* _DATA SHOWN_
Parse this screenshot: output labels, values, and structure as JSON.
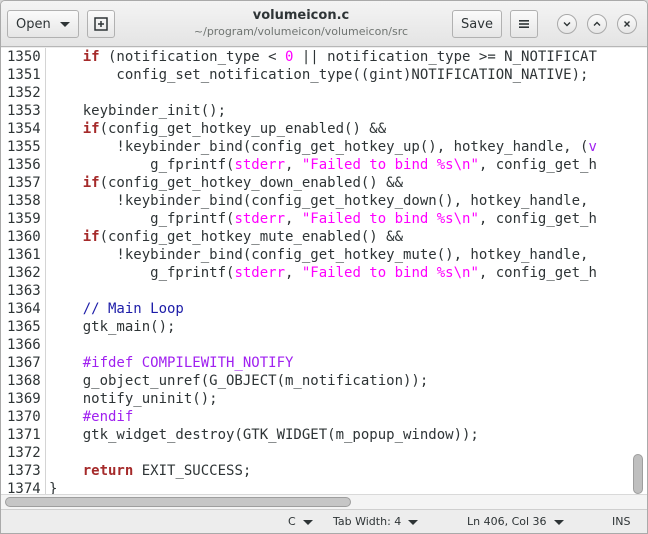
{
  "header": {
    "open_label": "Open",
    "save_label": "Save",
    "title": "volumeicon.c",
    "subtitle": "~/program/volumeicon/volumeicon/src"
  },
  "editor": {
    "lines": [
      {
        "n": "1350",
        "tokens": [
          [
            "",
            "    "
          ],
          [
            "kw",
            "if"
          ],
          [
            "",
            " (notification_type < "
          ],
          [
            "num",
            "0"
          ],
          [
            "",
            " || notification_type >= N_NOTIFICAT"
          ]
        ]
      },
      {
        "n": "1351",
        "tokens": [
          [
            "",
            "        config_set_notification_type((gint)NOTIFICATION_NATIVE);"
          ]
        ]
      },
      {
        "n": "1352",
        "tokens": [
          [
            "",
            ""
          ]
        ]
      },
      {
        "n": "1353",
        "tokens": [
          [
            "",
            "    keybinder_init();"
          ]
        ]
      },
      {
        "n": "1354",
        "tokens": [
          [
            "",
            "    "
          ],
          [
            "kw",
            "if"
          ],
          [
            "",
            "(config_get_hotkey_up_enabled() &&"
          ]
        ]
      },
      {
        "n": "1355",
        "tokens": [
          [
            "",
            "        !keybinder_bind(config_get_hotkey_up(), hotkey_handle, ("
          ],
          [
            "pp",
            "v"
          ]
        ]
      },
      {
        "n": "1356",
        "tokens": [
          [
            "",
            "            g_fprintf("
          ],
          [
            "std",
            "stderr"
          ],
          [
            "",
            ", "
          ],
          [
            "str",
            "\"Failed to bind %s\\n\""
          ],
          [
            "",
            ", config_get_h"
          ]
        ]
      },
      {
        "n": "1357",
        "tokens": [
          [
            "",
            "    "
          ],
          [
            "kw",
            "if"
          ],
          [
            "",
            "(config_get_hotkey_down_enabled() &&"
          ]
        ]
      },
      {
        "n": "1358",
        "tokens": [
          [
            "",
            "        !keybinder_bind(config_get_hotkey_down(), hotkey_handle,"
          ]
        ]
      },
      {
        "n": "1359",
        "tokens": [
          [
            "",
            "            g_fprintf("
          ],
          [
            "std",
            "stderr"
          ],
          [
            "",
            ", "
          ],
          [
            "str",
            "\"Failed to bind %s\\n\""
          ],
          [
            "",
            ", config_get_h"
          ]
        ]
      },
      {
        "n": "1360",
        "tokens": [
          [
            "",
            "    "
          ],
          [
            "kw",
            "if"
          ],
          [
            "",
            "(config_get_hotkey_mute_enabled() &&"
          ]
        ]
      },
      {
        "n": "1361",
        "tokens": [
          [
            "",
            "        !keybinder_bind(config_get_hotkey_mute(), hotkey_handle,"
          ]
        ]
      },
      {
        "n": "1362",
        "tokens": [
          [
            "",
            "            g_fprintf("
          ],
          [
            "std",
            "stderr"
          ],
          [
            "",
            ", "
          ],
          [
            "str",
            "\"Failed to bind %s\\n\""
          ],
          [
            "",
            ", config_get_h"
          ]
        ]
      },
      {
        "n": "1363",
        "tokens": [
          [
            "",
            ""
          ]
        ]
      },
      {
        "n": "1364",
        "tokens": [
          [
            "",
            "    "
          ],
          [
            "cmt",
            "// Main Loop"
          ]
        ]
      },
      {
        "n": "1365",
        "tokens": [
          [
            "",
            "    gtk_main();"
          ]
        ]
      },
      {
        "n": "1366",
        "tokens": [
          [
            "",
            ""
          ]
        ]
      },
      {
        "n": "1367",
        "tokens": [
          [
            "",
            "    "
          ],
          [
            "pp",
            "#ifdef COMPILEWITH_NOTIFY"
          ]
        ]
      },
      {
        "n": "1368",
        "tokens": [
          [
            "",
            "    g_object_unref(G_OBJECT(m_notification));"
          ]
        ]
      },
      {
        "n": "1369",
        "tokens": [
          [
            "",
            "    notify_uninit();"
          ]
        ]
      },
      {
        "n": "1370",
        "tokens": [
          [
            "",
            "    "
          ],
          [
            "pp",
            "#endif"
          ]
        ]
      },
      {
        "n": "1371",
        "tokens": [
          [
            "",
            "    gtk_widget_destroy(GTK_WIDGET(m_popup_window));"
          ]
        ]
      },
      {
        "n": "1372",
        "tokens": [
          [
            "",
            ""
          ]
        ]
      },
      {
        "n": "1373",
        "tokens": [
          [
            "",
            "    "
          ],
          [
            "kw",
            "return"
          ],
          [
            "",
            " EXIT_SUCCESS;"
          ]
        ]
      },
      {
        "n": "1374",
        "tokens": [
          [
            "",
            "}"
          ]
        ]
      }
    ]
  },
  "statusbar": {
    "language": "C",
    "tab_width": "Tab Width: 4",
    "position": "Ln 406, Col 36",
    "mode": "INS"
  },
  "icons": {
    "new_tab": "new-tab-icon",
    "menu": "hamburger-menu-icon",
    "minimize": "minimize-icon",
    "maximize": "maximize-icon",
    "close": "close-icon"
  }
}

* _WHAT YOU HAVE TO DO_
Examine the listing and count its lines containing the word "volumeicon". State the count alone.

* _REPLY TO THE EXERCISE_
2